Sheriff deputy David Faiivae would be dead for simply getting too close to fentanyl if not for the quick action of his training officer immediately administering Naloxone, a nasal spray that reverses an opioid overdose.
In dramatic body camera footage released by the San Diego County Sheriff’s Department, Mr Faiavae is seen testing a white substance before he steps back, freezes and collapses to the ground from an exposure overdose.
Field training officer corporal Scott Crane can be heard in the footage a second earlier warning Mr Faiivae of the fentanyl “that stuff’s no joke … it’s super dangerous”.
“I was like, hey dude, too close, you can’t get that close to it, couple seconds later he took some steps back, and he collapsed,” Mr Crane said in the public safety video released on Thursday.
In 2014, San Diego sheriffs became the first in California to start carrying Naloxone nasal spray, also known as Narcan. Mr Crane administers multiple doses as Mr Faiivae gasps “I’m sorry, I’m sorry”.
“No no, don’t be sorry, you’re OK, don’t be sorry, there’s nothing to be sorry about, I got you OK, I’m not going to let you die, I’m not going to let you die,” Mr Crane says in the footage.
“It’s an invisible killer, he would have died in that parking lot if he was alone,” he added later.
Fentanyl is a synthetic opioid 50 times stronger than heroin that can be absorbed through the body and lead to respiratory failure and death, said Sheriff Bill Gore.
He said fentanyl overdoses are on the rise across the county’s communities and prisons, with use 46 per cent in the past year. Dozens of lives are saved every month with the nasal spray that saved Mr Faiivae.
Despite receiving a dose within seconds of collapsing, Mr Faiivae continued experiencing multiple overdoses as he was being rushed by paramedics to a hospital.
Mr Faiivae has not returned to patrol since the 3 July arrest, which was to have been his last shift as a trainee officer.
He remembers little of what happened beyond not feeling right and falling back.
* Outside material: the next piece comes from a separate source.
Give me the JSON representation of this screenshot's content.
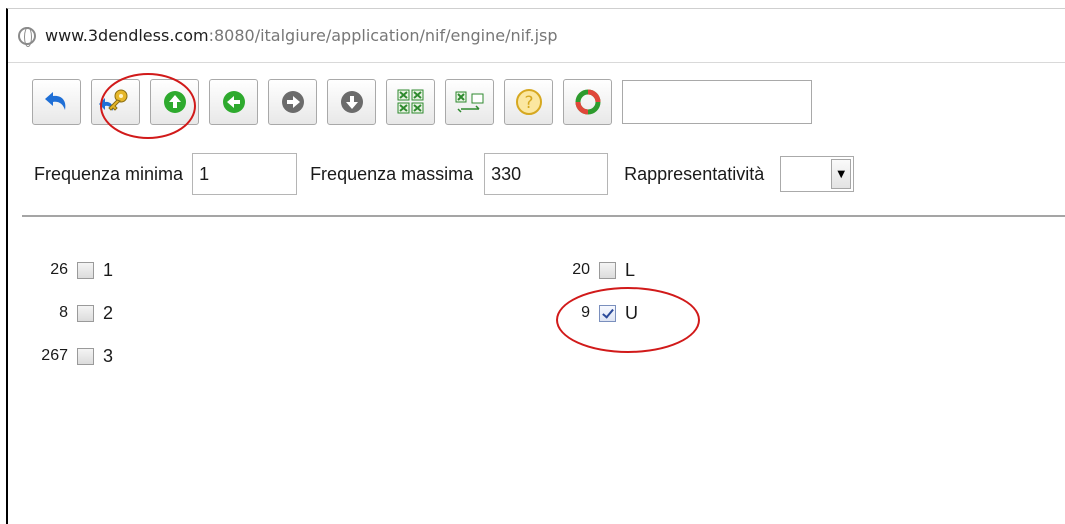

But knows he narrowly escaped death.
“It was in an instant. It’s as though you like, my lungs just locked up, I couldn’t breathe, I was trying to gasp for breath but I couldn’t breathe at all,” he said.
“I don’t think people realise the severity of just how deadly it really is,” he added. “I almost died of a fentanyl overdose.”